However, as those working in the food and beverage industry understand only too well, what may be desired is not always practical and feasible to achieve. How can manufacturers be sure their raw ingredients are fair trade or ethically and sustainably produced?
The problem of determining the origin of goods
Earlier this year, BBC’s Panorama programme about the palm oil industry highlighted perfectly how difficult a problem major food producers currently face. Palm oil is the cheapest vegetable oil available and a secret ingredient in branded items. Innocuously labelled as “vegetable oil”, it is found within everything from KitKats to Dove soap to sliced white bread. What is potentially contentious about palm oil is the source, and the difficulty for the manufacturer of precisely tracing its origins. The vast majority of palm oil is supplied from Indonesia, where, alongside the many legitimate plantations,there is a growing underground operation focused on expanding production into protected rainforest reserves.
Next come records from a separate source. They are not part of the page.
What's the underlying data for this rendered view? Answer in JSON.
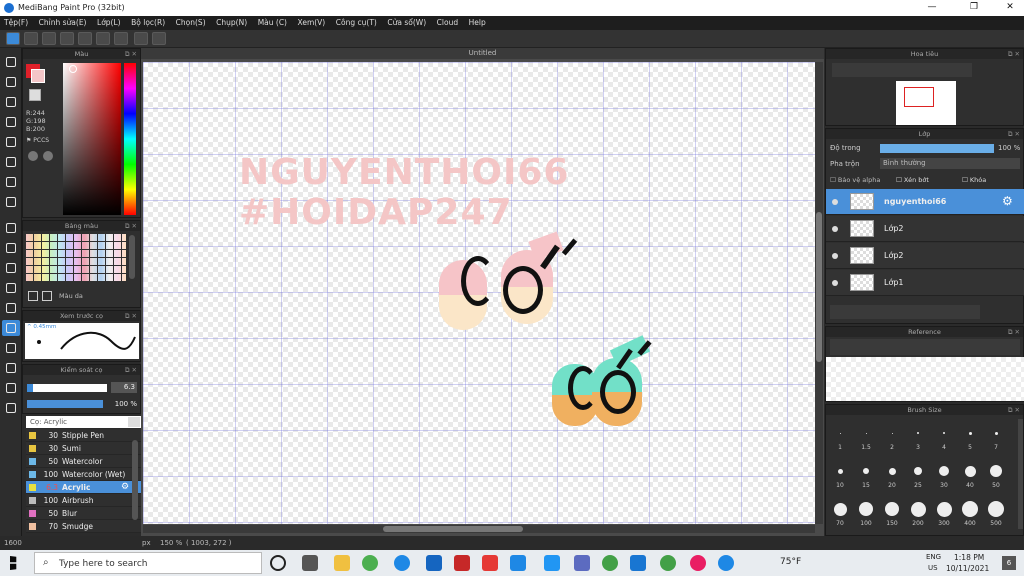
{
  "window": {
    "title": "MediBang Paint Pro (32bit)",
    "min": "—",
    "max": "❐",
    "close": "✕"
  },
  "menu": [
    "Tệp(F)",
    "Chỉnh sửa(E)",
    "Lớp(L)",
    "Bộ lọc(R)",
    "Chọn(S)",
    "Chụp(N)",
    "Màu (C)",
    "Xem(V)",
    "Công cụ(T)",
    "Cửa sổ(W)",
    "Cloud",
    "Help"
  ],
  "color_panel": {
    "title": "Màu",
    "r": "R:244",
    "g": "G:198",
    "b": "B:200",
    "pcs": "PCCS",
    "fg": "#f4c6c8",
    "bg": "#e0202a"
  },
  "palette_panel": {
    "title": "Bảng màu",
    "label": "Màu da"
  },
  "brush_preview": {
    "title": "Xem trước cọ",
    "size": "0.45mm"
  },
  "brush_control": {
    "title": "Kiểm soát cọ",
    "size": "6.3",
    "opacity": "100 %"
  },
  "brush_list": {
    "header": "Cọ: Acrylic",
    "items": [
      {
        "size": "30",
        "name": "Stipple Pen",
        "color": "#e8c540"
      },
      {
        "size": "30",
        "name": "Sumi",
        "color": "#e8c540"
      },
      {
        "size": "50",
        "name": "Watercolor",
        "color": "#6cb8e8"
      },
      {
        "size": "100",
        "name": "Watercolor (Wet)",
        "color": "#6cb8e8"
      },
      {
        "size": "6.3",
        "name": "Acrylic",
        "color": "#e8e040"
      },
      {
        "size": "100",
        "name": "Airbrush",
        "color": "#bbbbbb"
      },
      {
        "size": "50",
        "name": "Blur",
        "color": "#e070c0"
      },
      {
        "size": "70",
        "name": "Smudge",
        "color": "#f0c0a0"
      }
    ]
  },
  "canvas": {
    "tab": "Untitled",
    "watermark1": "NGUYENTHOI66",
    "watermark2": "#HOIDAP247",
    "glyph": "cố"
  },
  "navigator": {
    "title": "Hoa tiêu"
  },
  "layer_panel": {
    "title": "Lớp",
    "opacity_label": "Độ trong",
    "opacity_value": "100 %",
    "blend_label": "Pha trộn",
    "blend_value": "Bình thường",
    "protect_alpha": "Bảo vệ alpha",
    "clipping": "Xén bớt",
    "lock": "Khóa",
    "layers": [
      "nguyenthoi66",
      "Lớp2",
      "Lớp2",
      "Lớp1"
    ]
  },
  "reference_panel": {
    "title": "Reference"
  },
  "brush_size_panel": {
    "title": "Brush Size",
    "labels_row1": [
      "1",
      "1.5",
      "2",
      "3",
      "4",
      "5",
      "7"
    ],
    "labels_row2": [
      "10",
      "15",
      "20",
      "25",
      "30",
      "40",
      "50"
    ],
    "labels_row3": [
      "70",
      "100",
      "150",
      "200",
      "300",
      "400",
      "500"
    ]
  },
  "status": {
    "zoom_left": "1600",
    "px": "px",
    "zoom": "150 %",
    "coords": "( 1003, 272 )"
  },
  "taskbar": {
    "search_placeholder": "Type here to search",
    "weather": "75°F",
    "lang1": "ENG",
    "lang2": "US",
    "time": "1:18 PM",
    "date": "10/11/2021",
    "notif": "6"
  }
}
Apart from damaging many centuries old primary forest, this activity has contributed to the orangutan becoming critically endangered through loss of habitat. Some 50,000 orangutans have now died because of deforestation due to palm oil. Equally problematic, some plantations have been developed on protected peat soil reserves, which, when disturbed through illegal cultivation, cause the release of thousands of tons of carbon dioxide into the atmosphere, further contributing to the greenhouse effect.
Manufacturers at the coal-face understand the complexities of this issue only too well. They have to source raw ingredients like palm oil in bulk, from intermediaries who blend in-coming shipments from producers worldwide before supplying it onto their customers without a trace left of the source. This practice makes it very difficult to identify exactly where the palm oil came from. Is it from a legal and sustainably managed plantation, or was it grown in a protected forest?
Track and trace solutions help to ensure “ethically sourced” products
Yet technology exists to make this relatively straightforward to achieve, for instance, by integrating a wide range of data capture technologies including voice, image-based, barcodes, RFID, print and apply, plus smart cards. By combining the optimum range of technologies, manufacturers can ensure full product traceability at each stage within the supply chain, improved quality assurance and compliance with industry standards, as well as increased productivity and operational accuracy.
An investment like this would prove highly beneficial as research shows the extent of public appetites for information and the potential this offers for competitive advantage. UK retailers like Sainsbury’s or Marks and Spencer are able to cleverly differentiate their offerings as “ethically sourced” compared to the competition and in doing so, also improve their supply chain performance.
Supply chain partners should work together
In a recent study conducted by Zetes’ UK subsidiary amongst its customers, 89% said the solutions they had implemented significantly improved traceability, accuracy and productivity, amongst other benefits. Specifically, traceability provided information which can be used to improve supply chain processes, decrease costs and improve quality. It also helped to improve inventory management, reducing wastage from poor shelf life management, reducing shrinkage and controlling out of stock situations.;
The key question for customers considering how to address traceability, is deciding what to track, the individual goods or the packaging? And agreement is required amongst supply chain partners over the sharing and storage of information to allow it to be captured and tracked at appropriate level. What is tracked most typically is the movement of pallets when they enter the warehouse and problems occur when goods are broken down into smaller units than pallets. Ultimately, the level of monitoring undertaken depends on the type of goods and the organisation’s risk profile.
Every solution developed needs to form an integrated part of a larger data chain which can be enabled at a future point to show who moved which goods, from which location, when this occurred and where they went. Then, in addition to having an audit trail, going forward, customers will be able to more accurately forecast demand and ensure they minimize out of stock situations, especially when promotions are involved.
“Farm to Fork” traceability also to fight against food fraud
Another growing application for traceability amongst food producers is in the fight against food fraud, such as vodka being diluted with industrial methanol or poultry unfit for human consumption being repackaged and sold to unsuspecting consumers. Although these acts resulted in criminal prosecutions, the vast majority of cases are simply where non-authentic foods are marketed as being the ‘real thing’, which is damaging for other manufacturers within the sector. As the desire amongst consumers to eat authentic speciality foods rises, smaller scale producers and farmers need to take steps to protect both their own brand image and the greater well-being of their industry.
Although a lot of hype still exists about "farm-to-fork" traceability, it is an achievable goal, but first you need to agree shared objectives with key stakeholders, simplify procedures and minimise the steps involved, with the right data captured in the right format and at the right time. Across EMEA, Zetes has helped companies within the food and drink sector improve traceability in their supply chains, for example Premier Foods (bakery), Seachill (fish processing), Azucarera (sugar refinery) and Campofrio (meat processing).